What the task asks >>
What number of lines in the records below hold the word "demo"? Give that number alone.
Available data START
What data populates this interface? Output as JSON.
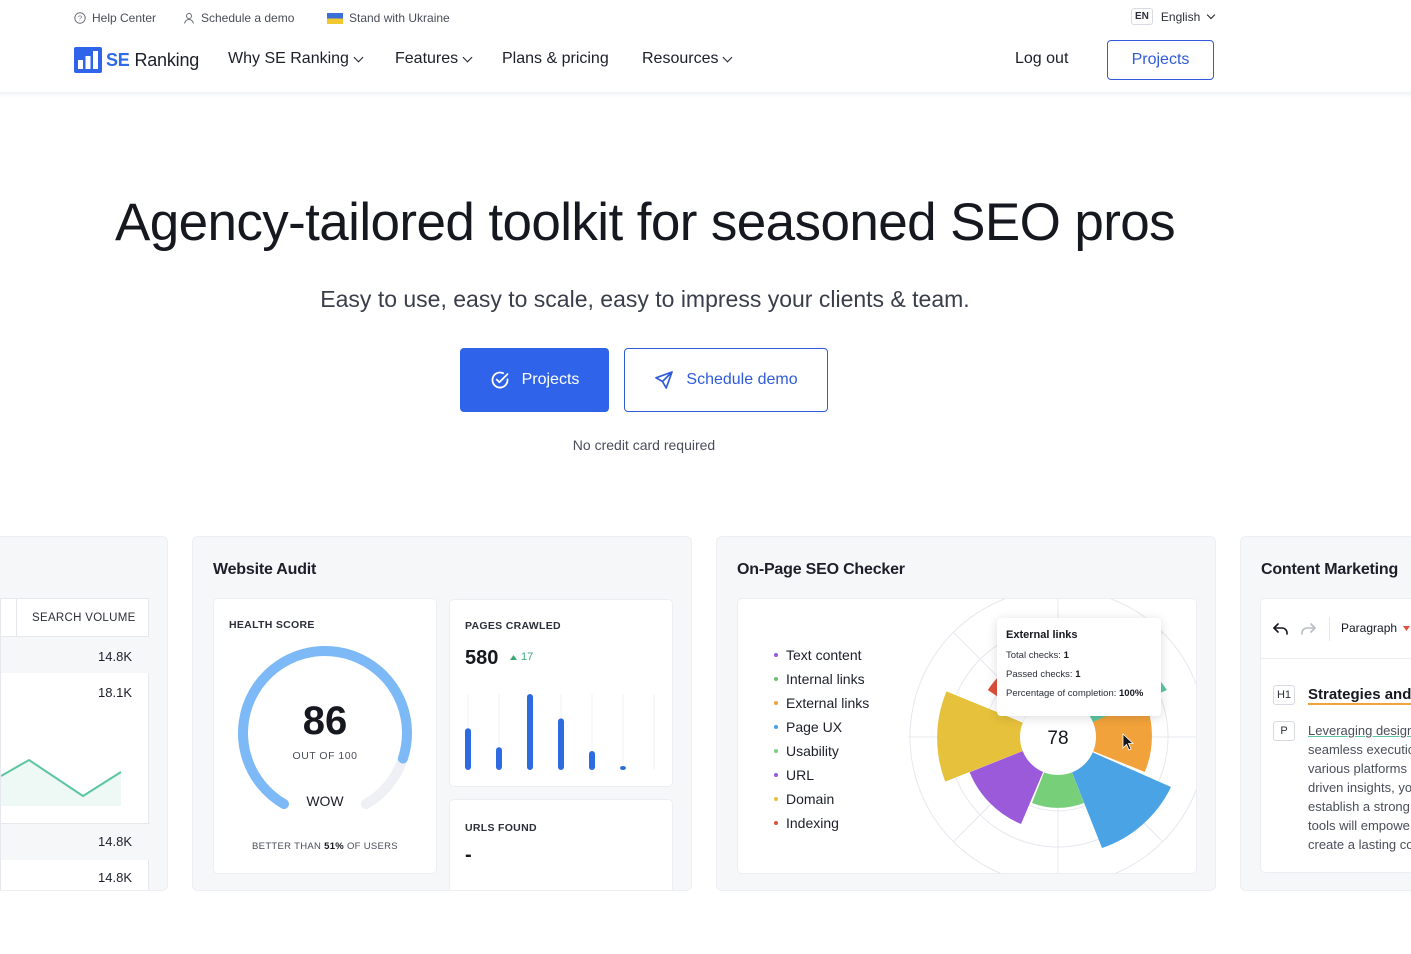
{
  "utility": {
    "help": "Help Center",
    "demo": "Schedule a demo",
    "ukraine": "Stand with Ukraine",
    "lang_code": "EN",
    "lang_name": "English"
  },
  "nav": {
    "logo_se": "SE",
    "logo_ranking": "Ranking",
    "links": [
      "Why SE Ranking",
      "Features",
      "Plans & pricing",
      "Resources"
    ],
    "logout": "Log out",
    "projects": "Projects"
  },
  "hero": {
    "title": "Agency-tailored toolkit for seasoned SEO pros",
    "subtitle": "Easy to use, easy to scale, easy to impress your clients & team.",
    "cta_primary": "Projects",
    "cta_secondary": "Schedule demo",
    "note": "No credit card required"
  },
  "keyword_card": {
    "column": "SEARCH VOLUME",
    "values": [
      "14.8K",
      "18.1K",
      "14.8K",
      "14.8K"
    ]
  },
  "audit": {
    "title": "Website Audit",
    "health_label": "HEALTH SCORE",
    "score": "86",
    "out_of": "OUT OF 100",
    "grade": "WOW",
    "better_prefix": "BETTER THAN",
    "better_value": "51%",
    "better_suffix": "OF USERS",
    "health_fraction": 0.86,
    "pages_label": "PAGES CRAWLED",
    "pages_value": "580",
    "pages_delta": "17",
    "pages_bars": [
      0.55,
      0.3,
      1.0,
      0.68,
      0.25,
      0.05
    ],
    "urls_label": "URLS FOUND",
    "urls_value": "-"
  },
  "checker": {
    "title": "On-Page SEO Checker",
    "legend": [
      {
        "label": "Text content",
        "color": "#9b59d9"
      },
      {
        "label": "Internal links",
        "color": "#6cc070"
      },
      {
        "label": "External links",
        "color": "#f0a33a"
      },
      {
        "label": "Page UX",
        "color": "#47a3e6"
      },
      {
        "label": "Usability",
        "color": "#7ccf7f"
      },
      {
        "label": "URL",
        "color": "#9b59d9"
      },
      {
        "label": "Domain",
        "color": "#e8c23a"
      },
      {
        "label": "Indexing",
        "color": "#e0503e"
      }
    ],
    "score": "78",
    "tooltip": {
      "title": "External links",
      "total_label": "Total checks:",
      "total_value": "1",
      "passed_label": "Passed checks:",
      "passed_value": "1",
      "pct_label": "Percentage of completion:",
      "pct_value": "100%"
    }
  },
  "content": {
    "title": "Content Marketing",
    "style": "Paragraph",
    "h1_tag": "H1",
    "p_tag": "P",
    "heading": "Strategies and",
    "lines": [
      "Leveraging design",
      "seamless executic",
      "various platforms",
      "driven insights, yo",
      "establish a strong",
      "tools will empowe",
      "create a lasting co"
    ]
  },
  "colors": {
    "brand": "#2f63e9",
    "gauge": "#7db9f7"
  }
}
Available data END
Task solution >>
2